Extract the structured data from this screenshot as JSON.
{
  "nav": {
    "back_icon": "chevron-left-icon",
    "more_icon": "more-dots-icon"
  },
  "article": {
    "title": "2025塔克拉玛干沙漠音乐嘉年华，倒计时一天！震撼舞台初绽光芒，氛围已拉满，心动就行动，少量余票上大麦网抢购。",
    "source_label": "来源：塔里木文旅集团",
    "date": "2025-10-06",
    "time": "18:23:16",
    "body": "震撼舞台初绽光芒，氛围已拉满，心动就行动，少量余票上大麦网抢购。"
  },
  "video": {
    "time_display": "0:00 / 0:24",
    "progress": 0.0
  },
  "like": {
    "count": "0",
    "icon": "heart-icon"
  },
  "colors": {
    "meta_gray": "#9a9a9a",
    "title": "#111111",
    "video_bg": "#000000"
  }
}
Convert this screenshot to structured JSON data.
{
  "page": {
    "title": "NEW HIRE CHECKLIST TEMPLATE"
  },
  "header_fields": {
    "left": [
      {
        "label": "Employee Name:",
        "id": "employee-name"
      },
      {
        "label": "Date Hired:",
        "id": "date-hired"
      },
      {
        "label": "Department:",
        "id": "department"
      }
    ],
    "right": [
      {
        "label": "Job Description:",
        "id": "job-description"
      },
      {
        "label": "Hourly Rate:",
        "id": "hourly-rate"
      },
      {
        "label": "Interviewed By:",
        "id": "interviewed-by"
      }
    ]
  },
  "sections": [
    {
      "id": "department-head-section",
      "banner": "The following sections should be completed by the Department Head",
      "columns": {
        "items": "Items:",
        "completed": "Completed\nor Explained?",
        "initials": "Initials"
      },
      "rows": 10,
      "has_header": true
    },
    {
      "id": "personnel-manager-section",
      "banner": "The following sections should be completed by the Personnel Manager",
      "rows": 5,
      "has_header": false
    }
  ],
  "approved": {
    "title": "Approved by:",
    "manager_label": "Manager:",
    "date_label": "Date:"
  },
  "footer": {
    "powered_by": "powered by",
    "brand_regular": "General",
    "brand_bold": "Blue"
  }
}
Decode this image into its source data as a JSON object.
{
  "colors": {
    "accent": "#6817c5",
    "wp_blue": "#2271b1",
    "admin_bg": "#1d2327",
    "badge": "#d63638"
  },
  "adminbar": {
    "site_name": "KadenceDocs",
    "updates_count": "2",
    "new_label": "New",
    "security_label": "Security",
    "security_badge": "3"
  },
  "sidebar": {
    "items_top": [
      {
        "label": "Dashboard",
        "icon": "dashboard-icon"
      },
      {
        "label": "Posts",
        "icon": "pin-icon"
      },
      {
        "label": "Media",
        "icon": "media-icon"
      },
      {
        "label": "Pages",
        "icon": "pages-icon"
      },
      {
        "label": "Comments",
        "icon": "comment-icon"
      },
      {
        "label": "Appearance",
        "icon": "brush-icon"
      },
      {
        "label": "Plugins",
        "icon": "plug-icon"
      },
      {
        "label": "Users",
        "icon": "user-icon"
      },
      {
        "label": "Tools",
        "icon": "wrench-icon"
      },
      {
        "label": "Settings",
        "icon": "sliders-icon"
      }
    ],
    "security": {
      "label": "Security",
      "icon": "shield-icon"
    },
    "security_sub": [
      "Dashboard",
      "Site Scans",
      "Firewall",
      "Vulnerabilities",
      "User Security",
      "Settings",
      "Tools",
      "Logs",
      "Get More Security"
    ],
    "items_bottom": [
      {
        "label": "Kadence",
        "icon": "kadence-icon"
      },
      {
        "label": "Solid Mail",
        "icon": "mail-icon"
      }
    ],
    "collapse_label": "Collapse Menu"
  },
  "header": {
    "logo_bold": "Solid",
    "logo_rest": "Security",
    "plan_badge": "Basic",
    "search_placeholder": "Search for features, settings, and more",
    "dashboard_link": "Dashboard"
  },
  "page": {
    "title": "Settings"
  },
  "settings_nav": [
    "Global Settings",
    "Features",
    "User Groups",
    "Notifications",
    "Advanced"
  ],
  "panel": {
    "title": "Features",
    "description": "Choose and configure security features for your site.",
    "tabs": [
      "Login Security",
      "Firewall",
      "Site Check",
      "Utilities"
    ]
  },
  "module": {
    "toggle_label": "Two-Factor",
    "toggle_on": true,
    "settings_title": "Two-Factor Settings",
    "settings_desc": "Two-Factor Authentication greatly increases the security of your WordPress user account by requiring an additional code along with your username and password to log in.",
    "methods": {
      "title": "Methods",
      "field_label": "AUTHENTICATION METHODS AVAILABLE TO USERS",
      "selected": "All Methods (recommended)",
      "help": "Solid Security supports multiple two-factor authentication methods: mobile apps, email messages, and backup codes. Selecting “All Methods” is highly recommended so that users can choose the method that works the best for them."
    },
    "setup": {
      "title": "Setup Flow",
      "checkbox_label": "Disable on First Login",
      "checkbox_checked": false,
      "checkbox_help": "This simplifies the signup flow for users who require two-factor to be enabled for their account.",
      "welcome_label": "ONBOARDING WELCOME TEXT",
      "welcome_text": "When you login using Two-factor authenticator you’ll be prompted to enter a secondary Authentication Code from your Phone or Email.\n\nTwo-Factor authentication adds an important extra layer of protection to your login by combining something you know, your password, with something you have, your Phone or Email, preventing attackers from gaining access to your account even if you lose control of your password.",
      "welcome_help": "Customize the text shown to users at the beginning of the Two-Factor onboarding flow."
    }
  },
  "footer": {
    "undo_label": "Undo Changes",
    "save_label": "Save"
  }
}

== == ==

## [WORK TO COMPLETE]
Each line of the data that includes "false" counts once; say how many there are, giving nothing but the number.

## [RESULT OF THE EXERCISE]
2